→ WHAT IS REQUIRED
A single figure is required: the number of lines below that contain "here".

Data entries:

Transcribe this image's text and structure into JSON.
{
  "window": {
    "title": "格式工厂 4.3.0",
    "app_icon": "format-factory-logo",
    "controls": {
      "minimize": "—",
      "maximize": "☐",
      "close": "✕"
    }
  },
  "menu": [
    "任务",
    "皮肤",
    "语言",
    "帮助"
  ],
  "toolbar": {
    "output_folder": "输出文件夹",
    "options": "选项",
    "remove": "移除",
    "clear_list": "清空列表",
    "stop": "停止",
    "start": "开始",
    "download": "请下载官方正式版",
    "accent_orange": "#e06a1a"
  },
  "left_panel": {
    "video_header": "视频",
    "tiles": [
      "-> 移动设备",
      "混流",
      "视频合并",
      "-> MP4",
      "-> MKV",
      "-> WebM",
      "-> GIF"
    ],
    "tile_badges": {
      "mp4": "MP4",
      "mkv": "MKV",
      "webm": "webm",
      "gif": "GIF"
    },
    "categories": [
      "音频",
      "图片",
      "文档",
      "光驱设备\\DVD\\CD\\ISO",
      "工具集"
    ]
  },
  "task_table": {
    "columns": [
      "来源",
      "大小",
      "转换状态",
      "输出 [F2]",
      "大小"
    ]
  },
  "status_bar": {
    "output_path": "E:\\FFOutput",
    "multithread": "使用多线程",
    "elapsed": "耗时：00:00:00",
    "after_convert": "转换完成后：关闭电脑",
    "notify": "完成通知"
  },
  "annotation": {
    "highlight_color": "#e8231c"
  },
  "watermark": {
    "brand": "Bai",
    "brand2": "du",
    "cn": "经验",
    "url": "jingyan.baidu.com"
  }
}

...

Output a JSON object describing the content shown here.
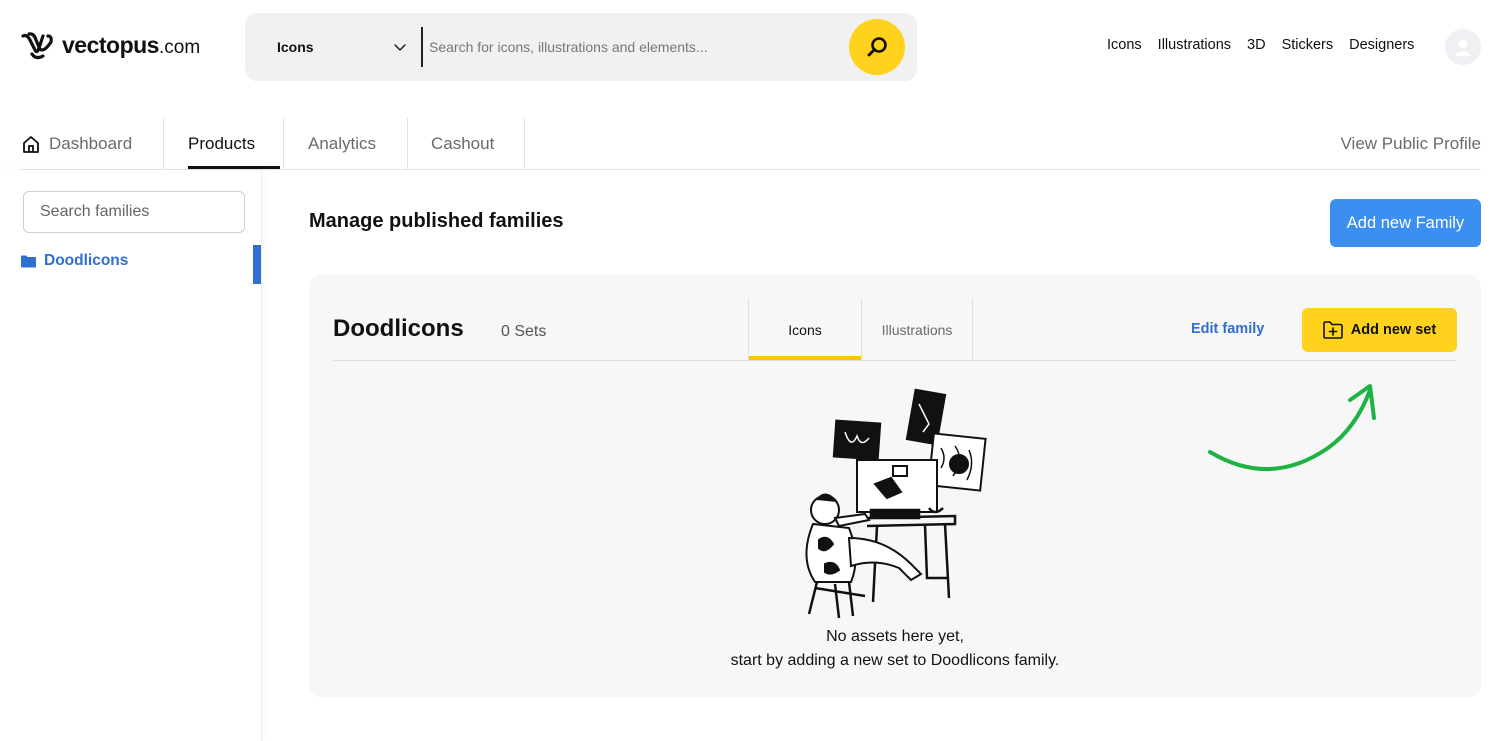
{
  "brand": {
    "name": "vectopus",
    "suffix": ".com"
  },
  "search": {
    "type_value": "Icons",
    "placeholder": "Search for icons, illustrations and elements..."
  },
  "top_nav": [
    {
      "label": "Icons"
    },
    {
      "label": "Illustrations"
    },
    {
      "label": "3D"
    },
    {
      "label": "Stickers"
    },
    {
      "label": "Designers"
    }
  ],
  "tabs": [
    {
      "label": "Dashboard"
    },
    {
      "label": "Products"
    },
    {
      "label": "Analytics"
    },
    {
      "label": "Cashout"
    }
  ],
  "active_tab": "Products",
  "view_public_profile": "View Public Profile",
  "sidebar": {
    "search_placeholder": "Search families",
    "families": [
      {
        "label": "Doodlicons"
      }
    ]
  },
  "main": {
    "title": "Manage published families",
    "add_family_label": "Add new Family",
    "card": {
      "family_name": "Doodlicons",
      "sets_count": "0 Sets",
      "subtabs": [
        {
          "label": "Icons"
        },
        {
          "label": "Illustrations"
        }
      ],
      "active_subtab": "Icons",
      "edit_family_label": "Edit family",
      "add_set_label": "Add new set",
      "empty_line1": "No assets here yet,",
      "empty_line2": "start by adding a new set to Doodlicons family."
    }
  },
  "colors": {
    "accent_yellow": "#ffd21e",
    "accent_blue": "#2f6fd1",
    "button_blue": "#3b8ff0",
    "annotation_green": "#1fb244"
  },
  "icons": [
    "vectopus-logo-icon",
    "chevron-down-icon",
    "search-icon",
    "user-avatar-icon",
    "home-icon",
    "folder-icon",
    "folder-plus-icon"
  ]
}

→ ANSWER BOX
2